# WHAT YOU NEED TO DO
Collect every line of the records below that contains the word "false".

# EXERCISE DATA
........

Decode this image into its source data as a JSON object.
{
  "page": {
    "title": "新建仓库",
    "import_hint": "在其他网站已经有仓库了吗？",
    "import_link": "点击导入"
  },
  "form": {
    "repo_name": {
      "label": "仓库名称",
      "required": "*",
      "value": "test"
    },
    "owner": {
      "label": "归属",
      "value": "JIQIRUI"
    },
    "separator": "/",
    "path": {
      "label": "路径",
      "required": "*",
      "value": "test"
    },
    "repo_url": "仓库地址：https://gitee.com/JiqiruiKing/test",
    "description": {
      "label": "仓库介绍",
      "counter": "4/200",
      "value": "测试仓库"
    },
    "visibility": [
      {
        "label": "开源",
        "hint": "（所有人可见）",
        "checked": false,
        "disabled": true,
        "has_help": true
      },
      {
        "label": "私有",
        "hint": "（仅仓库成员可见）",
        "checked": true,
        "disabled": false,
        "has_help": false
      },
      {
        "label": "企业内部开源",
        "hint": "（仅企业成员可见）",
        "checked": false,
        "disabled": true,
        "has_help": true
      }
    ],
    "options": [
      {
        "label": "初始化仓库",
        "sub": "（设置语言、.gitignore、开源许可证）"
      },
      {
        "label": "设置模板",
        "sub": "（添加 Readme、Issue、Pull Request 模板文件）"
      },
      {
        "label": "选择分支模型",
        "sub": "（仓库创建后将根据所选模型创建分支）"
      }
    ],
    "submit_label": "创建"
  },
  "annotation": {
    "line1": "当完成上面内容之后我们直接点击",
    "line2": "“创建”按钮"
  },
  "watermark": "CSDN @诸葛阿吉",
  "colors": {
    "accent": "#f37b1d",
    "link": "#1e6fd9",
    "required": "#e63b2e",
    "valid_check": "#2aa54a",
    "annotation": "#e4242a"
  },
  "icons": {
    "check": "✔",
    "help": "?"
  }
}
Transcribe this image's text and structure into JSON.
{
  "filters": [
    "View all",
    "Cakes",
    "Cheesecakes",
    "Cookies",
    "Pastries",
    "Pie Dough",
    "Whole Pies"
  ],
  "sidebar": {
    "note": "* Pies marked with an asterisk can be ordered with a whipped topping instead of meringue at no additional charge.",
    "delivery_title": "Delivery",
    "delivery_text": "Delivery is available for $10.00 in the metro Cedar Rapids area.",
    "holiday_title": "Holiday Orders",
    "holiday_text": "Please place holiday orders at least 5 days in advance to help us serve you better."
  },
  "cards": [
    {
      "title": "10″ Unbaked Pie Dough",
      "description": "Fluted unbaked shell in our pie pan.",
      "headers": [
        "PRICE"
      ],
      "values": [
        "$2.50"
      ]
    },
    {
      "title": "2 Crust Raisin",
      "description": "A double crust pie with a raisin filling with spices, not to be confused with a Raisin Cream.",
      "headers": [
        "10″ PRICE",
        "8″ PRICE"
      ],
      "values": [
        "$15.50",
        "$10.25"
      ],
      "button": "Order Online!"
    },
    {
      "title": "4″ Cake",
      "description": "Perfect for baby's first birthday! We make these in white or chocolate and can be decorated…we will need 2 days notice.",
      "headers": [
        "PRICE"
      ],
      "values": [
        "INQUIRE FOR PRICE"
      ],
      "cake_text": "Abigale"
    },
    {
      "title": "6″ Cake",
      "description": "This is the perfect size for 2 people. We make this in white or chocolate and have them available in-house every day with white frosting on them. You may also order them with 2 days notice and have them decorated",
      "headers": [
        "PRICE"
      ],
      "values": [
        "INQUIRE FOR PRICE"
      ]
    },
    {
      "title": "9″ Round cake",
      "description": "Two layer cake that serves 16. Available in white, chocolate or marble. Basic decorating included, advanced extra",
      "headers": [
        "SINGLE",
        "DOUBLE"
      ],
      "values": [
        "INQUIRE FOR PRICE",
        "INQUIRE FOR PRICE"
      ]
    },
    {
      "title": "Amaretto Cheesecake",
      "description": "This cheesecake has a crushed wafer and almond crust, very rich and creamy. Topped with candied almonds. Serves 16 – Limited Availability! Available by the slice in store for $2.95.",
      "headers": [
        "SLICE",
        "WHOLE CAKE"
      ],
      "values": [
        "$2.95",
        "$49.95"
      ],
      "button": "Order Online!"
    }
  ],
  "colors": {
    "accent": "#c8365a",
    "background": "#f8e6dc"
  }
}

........

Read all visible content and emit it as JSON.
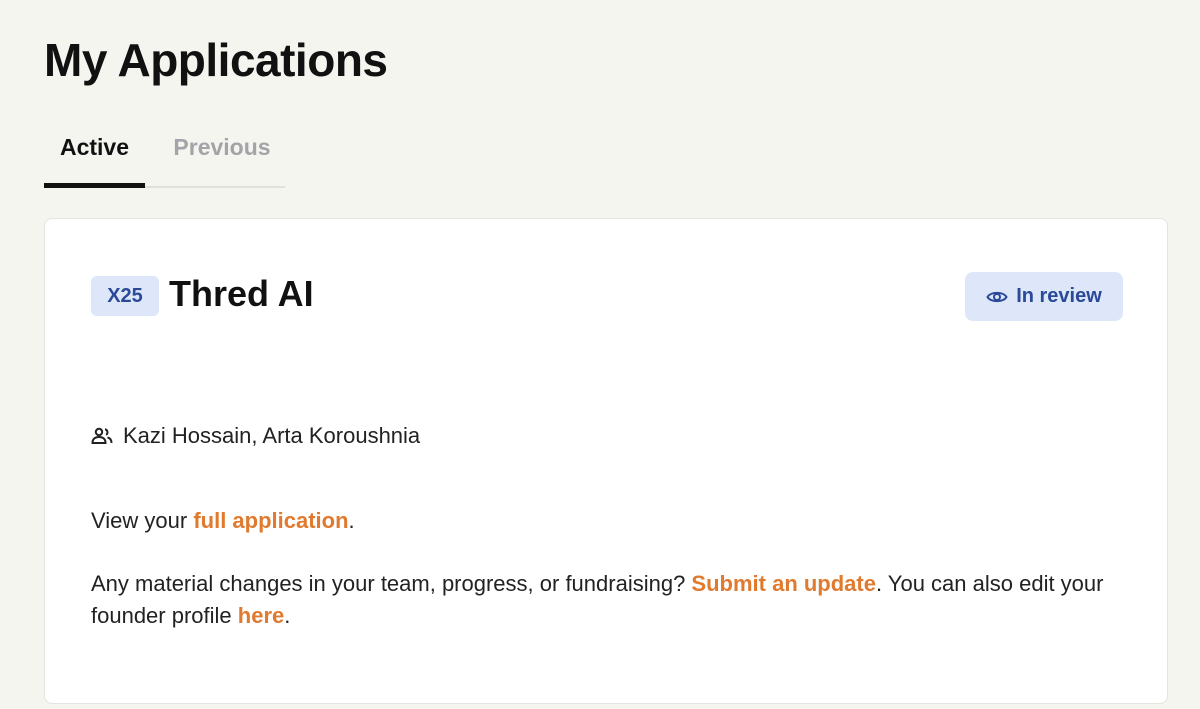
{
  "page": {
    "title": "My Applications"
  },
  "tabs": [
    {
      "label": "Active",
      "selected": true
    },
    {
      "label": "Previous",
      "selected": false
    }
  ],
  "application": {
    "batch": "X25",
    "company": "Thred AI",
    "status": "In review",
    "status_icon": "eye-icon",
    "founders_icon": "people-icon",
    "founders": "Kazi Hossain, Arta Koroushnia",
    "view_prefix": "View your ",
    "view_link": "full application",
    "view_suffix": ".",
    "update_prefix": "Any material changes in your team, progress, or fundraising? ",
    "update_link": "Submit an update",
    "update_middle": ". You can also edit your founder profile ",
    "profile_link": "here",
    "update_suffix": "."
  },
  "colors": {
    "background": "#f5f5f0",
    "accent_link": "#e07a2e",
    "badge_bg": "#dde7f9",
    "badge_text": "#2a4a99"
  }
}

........

# OUTPUT FOR THIS TASK
        "checked": false,
        "disabled": false,
        "has_help": false
        "checked": false,
      "selected": false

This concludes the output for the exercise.